Clockwork Canada Guidelines

I will be editing a new anthology, Clockwork Canada, for Exile Editions. I am interested in stories from 2,000 to 8,000 words. I pay 5 cents/word (CAD). Stories must be set in Canada and written by Canadian authors. Canadians living abroad must indicate their status in their cover letter. Please indicate if you consider yourself any of the following in the cover letter: Aboriginal writer, culturally diverse writer, Francophone writer, new generation writer (definitions below). You are welcome to indicate your gender and if you self-identify as LGBTQIA (otherwise called QUILTBAG).

The full guidelines can be found on the Clockwork Canada page. I will periodically be posting links to Steampunk resources and recommended stories here on my blog, including updates on the anthology.

Poetry Sale

My poem “A Portrait of the Monster as an Artist” was accepted by Mike Allen for Mythic Delirium. This will be my second appearance in Mythic Delirium, but my first on the relaunched online version of the magazine. Poems and stories from the first year of the new MD were recently compiled in an anthology format, and the book received some very nice praise from Publishers Weekly.

I wrote the poem for Helen Marshall after I finished reading her magnificent poetry collection, The Sex Lives of Monsters

Strange Horizons

There are only three days left for the Strange Horizons annual Fund Drive.

Strange Horizons is one of those magazines that does so much for the field: they’ve a really strong focus on international and under-represented voices, they publish fiction, poetry, reviews, and opinionated and insightful columns, and they have podcasts with great readers. They’re also staffed by volunteers. And they’ve published me in the past, but that’s the least of it for me; they’re the real deal, a long-running online magazine dedicated to great work.

Seriously, just check out this new story by Indrapramit Das.

I’ve already donated, and they need an extra push to reach their goals. You should help them out. Oh, and they also have a great selection of prizes for those who donate.

WFC 2014

The World Fantasy Convention in Washington D.C. happened.

Unsurprisingly, I find myself missing people already. Fortunately the post-con blues were lessened this time by a gradual withdrawal: I had the lovely company of Madeline Ashby, David Nickle, and Michael Rowe at Reagan Airport, then Gillian Chan on the plane ride, and then Michael again on the car ride home.

Much of my time was spent with roommates and friends C.S.E. Cooney, Patty Templeton, and Nicole Kornher-Stace. Late-night shenanigans were a common occurrence and always welcome.

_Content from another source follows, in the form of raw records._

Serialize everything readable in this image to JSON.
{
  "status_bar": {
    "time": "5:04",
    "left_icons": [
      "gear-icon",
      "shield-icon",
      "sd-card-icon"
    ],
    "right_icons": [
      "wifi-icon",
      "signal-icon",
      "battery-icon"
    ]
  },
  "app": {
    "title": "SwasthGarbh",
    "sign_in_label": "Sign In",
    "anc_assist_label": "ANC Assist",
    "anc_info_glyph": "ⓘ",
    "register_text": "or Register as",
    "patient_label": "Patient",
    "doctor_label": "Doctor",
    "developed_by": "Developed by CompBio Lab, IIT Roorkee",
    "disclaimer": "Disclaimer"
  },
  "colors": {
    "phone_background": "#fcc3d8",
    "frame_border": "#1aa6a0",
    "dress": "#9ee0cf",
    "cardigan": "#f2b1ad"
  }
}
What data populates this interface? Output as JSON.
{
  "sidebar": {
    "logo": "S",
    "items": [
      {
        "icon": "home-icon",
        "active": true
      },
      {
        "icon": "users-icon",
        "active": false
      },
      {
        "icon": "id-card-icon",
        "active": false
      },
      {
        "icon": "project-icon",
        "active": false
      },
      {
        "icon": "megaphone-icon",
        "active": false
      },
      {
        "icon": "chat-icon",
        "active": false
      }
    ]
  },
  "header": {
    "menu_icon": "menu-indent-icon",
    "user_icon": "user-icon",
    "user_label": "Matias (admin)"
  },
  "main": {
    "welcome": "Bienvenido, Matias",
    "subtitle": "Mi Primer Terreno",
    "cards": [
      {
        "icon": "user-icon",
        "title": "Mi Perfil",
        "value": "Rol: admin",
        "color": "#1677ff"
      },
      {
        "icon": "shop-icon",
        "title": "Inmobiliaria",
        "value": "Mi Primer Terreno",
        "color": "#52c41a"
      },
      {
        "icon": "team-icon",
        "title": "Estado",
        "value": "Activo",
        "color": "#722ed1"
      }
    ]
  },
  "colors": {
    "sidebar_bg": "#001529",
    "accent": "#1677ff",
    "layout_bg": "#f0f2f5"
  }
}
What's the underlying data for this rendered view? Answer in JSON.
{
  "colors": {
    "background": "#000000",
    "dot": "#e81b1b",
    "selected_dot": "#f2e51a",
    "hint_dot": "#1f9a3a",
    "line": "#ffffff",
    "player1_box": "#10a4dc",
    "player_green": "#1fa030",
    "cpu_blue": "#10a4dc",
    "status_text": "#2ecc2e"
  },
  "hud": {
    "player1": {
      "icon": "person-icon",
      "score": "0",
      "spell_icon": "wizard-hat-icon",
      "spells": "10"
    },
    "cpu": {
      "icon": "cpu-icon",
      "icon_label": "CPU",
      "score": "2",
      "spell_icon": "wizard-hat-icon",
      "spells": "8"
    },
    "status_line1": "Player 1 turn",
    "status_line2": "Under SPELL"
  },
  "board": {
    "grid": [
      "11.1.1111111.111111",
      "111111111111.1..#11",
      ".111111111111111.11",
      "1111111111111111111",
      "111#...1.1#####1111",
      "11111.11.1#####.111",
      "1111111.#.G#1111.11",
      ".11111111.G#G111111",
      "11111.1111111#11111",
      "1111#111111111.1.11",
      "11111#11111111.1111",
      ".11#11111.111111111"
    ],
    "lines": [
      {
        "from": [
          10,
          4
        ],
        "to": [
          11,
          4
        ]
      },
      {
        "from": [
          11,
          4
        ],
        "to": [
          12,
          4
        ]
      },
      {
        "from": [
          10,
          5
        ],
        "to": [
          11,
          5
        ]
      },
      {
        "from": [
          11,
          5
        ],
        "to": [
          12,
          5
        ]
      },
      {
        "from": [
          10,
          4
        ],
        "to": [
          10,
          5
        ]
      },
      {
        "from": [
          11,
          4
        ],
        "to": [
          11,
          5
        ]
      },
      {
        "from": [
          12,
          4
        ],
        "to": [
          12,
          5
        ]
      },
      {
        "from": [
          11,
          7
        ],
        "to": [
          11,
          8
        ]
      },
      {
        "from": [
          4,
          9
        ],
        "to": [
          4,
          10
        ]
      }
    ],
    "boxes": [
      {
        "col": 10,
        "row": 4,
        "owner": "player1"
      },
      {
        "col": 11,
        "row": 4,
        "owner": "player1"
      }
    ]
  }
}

I also managed to spend a good deal of time with my close friend Ann VanderMeer, whom I hadn’t seen in person since WFC 2012 in Toronto.

We managed to restrict most of our meals fruits and veggies kept in our room and the con suite – there was a fairly good selection – though there were a few lovely dinners: one with the VanderMeers, Peter Straub, Thomas Olde Heuvelt and Singha Samwel, Desirina Boskovitch, Jeremy Zerfoss, and Stephen H. Segal; another with Nicole, Patty, Claire, and Mike and Anita Allen; and another with Patty, John O’Neill and Elwin Cotman.

I managed to keep my book purchases to a minimum this year. Books purchased include Monstrous Affections from Small Beer Press and Patty’s There Is No Lovely End, amongst a few others.

Sofia Samatar took the Best Novel award for her superb A Stranger in Olondria. I’ve rarely been more pleased about a win. Her acceptance speech gracefully addressed the topic of the award itself, a bust of H.P. Lovecraft. There’s been an ongoing discussion on the issue of representing an international award with the bust of a well-known racist, and I hope Sofia’s tactful appeal to community and ongoing debate will help further the discussion.

A full list of the award winners can be found here.